Among the lines of this listing, count those that include "images" and state the count by itself.
──────────────────────────────
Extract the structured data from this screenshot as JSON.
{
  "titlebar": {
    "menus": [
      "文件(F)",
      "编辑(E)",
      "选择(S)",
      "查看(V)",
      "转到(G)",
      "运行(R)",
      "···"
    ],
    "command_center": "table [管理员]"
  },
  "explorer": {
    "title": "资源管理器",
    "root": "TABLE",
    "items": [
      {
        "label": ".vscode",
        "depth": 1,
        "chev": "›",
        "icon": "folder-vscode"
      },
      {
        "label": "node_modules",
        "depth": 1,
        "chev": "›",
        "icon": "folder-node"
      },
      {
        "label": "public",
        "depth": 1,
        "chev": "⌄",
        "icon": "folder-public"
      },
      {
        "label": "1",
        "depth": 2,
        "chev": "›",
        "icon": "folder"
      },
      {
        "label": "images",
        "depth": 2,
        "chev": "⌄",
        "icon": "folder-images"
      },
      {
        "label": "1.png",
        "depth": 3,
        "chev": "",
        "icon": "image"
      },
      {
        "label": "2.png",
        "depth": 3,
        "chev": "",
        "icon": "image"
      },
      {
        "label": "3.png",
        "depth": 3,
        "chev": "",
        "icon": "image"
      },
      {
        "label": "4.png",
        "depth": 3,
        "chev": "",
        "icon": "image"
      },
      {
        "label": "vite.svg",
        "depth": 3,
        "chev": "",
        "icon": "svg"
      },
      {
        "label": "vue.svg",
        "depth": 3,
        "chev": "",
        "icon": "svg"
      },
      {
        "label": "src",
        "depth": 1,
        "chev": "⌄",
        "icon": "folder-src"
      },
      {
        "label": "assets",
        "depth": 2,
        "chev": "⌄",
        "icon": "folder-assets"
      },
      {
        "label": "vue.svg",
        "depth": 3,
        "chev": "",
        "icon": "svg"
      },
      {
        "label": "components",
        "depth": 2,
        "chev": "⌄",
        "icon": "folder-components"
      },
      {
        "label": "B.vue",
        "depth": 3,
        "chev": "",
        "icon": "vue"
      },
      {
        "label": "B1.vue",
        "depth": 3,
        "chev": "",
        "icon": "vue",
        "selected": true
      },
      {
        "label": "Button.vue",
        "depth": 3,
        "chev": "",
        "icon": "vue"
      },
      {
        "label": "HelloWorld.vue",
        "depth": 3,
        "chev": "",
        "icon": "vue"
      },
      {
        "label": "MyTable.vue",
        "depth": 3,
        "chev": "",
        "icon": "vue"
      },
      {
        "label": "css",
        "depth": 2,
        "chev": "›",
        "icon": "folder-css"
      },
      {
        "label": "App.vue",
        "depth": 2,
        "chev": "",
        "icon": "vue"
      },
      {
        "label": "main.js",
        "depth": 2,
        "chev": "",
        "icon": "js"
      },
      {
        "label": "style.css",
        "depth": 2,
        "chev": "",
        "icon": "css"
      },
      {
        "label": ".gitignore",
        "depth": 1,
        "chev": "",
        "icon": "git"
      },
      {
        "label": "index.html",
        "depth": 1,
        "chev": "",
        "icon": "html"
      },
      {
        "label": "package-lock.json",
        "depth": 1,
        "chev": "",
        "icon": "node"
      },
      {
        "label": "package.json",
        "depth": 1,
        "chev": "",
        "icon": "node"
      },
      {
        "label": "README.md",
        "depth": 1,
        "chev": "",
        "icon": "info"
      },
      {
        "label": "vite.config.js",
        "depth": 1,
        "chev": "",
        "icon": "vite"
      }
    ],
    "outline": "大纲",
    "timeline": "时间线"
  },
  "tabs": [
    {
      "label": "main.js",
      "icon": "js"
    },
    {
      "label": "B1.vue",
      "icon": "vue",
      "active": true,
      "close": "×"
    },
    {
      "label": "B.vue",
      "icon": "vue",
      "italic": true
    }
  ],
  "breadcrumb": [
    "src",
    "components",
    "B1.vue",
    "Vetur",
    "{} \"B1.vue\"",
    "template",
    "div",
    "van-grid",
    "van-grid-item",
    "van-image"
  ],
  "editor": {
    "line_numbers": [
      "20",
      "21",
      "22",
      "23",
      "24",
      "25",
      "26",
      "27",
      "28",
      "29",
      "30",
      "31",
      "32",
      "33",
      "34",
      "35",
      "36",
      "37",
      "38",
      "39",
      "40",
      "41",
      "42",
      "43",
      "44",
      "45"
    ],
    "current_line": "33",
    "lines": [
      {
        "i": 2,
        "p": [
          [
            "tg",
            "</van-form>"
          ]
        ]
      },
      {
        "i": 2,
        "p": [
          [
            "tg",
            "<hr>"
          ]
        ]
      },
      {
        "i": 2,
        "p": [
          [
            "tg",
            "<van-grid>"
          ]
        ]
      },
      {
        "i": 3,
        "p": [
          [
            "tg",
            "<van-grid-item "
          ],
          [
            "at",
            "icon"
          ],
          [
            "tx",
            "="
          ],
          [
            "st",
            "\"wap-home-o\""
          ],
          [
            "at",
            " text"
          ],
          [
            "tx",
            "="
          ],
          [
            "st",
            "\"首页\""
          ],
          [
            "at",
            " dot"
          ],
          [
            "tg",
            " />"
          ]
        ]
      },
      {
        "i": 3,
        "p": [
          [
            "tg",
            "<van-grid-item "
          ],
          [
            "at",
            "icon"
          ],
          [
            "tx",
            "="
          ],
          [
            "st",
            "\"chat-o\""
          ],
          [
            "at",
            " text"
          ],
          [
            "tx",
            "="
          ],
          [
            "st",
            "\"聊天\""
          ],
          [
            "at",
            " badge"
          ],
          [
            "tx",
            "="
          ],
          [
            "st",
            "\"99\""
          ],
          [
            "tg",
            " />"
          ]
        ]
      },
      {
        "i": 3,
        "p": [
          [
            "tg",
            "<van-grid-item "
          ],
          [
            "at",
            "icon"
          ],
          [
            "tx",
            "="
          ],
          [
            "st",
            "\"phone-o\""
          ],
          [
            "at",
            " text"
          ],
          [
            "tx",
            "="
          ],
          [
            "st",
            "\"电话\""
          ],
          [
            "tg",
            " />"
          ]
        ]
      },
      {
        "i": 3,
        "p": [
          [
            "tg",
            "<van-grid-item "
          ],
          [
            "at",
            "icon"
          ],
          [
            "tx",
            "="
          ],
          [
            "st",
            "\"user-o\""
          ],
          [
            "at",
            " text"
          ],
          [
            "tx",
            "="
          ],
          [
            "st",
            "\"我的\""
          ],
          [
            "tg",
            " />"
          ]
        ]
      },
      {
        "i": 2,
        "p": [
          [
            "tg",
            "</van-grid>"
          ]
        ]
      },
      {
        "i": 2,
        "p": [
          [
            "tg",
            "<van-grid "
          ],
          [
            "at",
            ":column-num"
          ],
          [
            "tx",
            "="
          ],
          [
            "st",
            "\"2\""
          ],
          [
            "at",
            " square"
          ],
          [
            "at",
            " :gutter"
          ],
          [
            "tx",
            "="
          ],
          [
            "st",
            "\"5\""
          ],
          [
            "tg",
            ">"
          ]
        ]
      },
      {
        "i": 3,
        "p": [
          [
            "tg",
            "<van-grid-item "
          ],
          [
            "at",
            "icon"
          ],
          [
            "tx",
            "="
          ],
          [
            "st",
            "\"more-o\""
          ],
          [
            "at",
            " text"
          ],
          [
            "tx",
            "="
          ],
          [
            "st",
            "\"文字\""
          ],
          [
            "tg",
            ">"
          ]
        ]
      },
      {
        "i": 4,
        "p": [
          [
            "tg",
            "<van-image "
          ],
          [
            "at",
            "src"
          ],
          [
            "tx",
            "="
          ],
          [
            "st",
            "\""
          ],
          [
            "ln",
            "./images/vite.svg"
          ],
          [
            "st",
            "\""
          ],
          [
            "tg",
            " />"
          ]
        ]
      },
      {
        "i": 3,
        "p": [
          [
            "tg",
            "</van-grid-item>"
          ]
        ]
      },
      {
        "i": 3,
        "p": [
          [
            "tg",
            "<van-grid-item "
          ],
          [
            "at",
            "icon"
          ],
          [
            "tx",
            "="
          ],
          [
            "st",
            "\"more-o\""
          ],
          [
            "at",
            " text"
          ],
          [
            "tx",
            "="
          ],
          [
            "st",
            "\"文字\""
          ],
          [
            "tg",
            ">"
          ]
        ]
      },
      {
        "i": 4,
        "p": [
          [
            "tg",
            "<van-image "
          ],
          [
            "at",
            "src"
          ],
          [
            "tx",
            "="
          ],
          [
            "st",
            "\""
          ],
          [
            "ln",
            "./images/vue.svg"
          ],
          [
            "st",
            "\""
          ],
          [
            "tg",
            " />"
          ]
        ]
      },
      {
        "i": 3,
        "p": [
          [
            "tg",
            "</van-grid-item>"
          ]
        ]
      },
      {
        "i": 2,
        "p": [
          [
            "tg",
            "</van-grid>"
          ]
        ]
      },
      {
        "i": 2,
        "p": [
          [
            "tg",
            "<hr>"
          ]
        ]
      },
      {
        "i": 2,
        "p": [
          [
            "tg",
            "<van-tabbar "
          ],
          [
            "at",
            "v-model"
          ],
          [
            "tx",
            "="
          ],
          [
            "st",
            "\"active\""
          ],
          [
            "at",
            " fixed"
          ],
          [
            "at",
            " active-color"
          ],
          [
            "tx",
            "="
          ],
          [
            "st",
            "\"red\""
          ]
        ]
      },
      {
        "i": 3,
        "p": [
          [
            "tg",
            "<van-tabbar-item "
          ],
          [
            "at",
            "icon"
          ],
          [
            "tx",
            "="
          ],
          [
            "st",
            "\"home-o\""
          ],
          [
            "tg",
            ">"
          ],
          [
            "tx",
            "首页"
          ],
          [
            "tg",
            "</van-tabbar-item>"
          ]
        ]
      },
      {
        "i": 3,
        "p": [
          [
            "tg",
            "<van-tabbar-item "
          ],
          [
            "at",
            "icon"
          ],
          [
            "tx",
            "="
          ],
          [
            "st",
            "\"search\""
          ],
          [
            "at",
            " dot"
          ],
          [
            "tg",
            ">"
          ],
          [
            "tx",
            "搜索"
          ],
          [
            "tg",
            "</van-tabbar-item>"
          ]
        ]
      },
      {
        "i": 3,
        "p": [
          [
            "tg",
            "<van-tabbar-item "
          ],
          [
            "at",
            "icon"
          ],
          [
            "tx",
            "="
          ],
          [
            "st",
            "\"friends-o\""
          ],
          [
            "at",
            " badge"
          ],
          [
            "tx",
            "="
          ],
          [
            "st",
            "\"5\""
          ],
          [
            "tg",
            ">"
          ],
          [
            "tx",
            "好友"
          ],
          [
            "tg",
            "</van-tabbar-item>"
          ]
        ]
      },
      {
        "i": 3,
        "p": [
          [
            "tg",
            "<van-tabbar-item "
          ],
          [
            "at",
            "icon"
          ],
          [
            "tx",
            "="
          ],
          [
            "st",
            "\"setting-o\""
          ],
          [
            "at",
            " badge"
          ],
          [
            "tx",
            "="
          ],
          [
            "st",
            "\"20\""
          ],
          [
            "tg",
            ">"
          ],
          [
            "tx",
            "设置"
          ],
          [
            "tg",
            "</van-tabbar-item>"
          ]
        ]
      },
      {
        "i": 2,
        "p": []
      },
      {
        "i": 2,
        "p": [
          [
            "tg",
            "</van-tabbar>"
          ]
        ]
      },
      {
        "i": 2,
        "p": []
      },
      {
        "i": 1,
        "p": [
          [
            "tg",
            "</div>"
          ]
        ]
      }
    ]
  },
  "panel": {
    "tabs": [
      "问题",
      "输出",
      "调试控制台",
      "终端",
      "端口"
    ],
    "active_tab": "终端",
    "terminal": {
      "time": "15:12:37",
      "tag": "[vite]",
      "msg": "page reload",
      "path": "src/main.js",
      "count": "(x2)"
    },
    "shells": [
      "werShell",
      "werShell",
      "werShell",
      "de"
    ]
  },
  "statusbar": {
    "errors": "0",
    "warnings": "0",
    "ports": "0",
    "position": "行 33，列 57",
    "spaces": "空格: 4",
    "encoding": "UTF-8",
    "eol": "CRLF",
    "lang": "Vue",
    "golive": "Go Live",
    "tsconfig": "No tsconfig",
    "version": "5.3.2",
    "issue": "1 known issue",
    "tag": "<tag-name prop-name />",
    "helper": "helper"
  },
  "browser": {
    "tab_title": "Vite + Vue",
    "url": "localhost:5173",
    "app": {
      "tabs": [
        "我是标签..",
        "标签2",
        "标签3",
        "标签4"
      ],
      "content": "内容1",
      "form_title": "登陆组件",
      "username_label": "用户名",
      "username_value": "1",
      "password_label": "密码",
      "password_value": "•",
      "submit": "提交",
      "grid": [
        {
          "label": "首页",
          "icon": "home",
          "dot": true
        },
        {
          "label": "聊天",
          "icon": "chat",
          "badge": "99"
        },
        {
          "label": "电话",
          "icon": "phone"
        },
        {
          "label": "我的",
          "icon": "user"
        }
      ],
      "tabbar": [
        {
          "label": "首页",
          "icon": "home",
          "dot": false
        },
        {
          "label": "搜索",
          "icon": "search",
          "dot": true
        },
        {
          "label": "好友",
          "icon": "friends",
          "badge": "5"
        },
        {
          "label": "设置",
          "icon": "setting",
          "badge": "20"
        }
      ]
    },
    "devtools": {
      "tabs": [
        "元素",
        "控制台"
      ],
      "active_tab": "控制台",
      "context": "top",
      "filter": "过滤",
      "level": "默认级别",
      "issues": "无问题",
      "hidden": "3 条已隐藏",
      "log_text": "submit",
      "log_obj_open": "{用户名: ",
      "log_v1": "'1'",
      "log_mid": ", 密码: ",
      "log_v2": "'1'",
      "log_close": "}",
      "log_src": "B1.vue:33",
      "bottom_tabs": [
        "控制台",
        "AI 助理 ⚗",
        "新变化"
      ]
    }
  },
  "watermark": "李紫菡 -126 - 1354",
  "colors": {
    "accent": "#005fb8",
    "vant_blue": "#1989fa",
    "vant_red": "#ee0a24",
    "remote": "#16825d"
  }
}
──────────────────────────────
REPLY:
4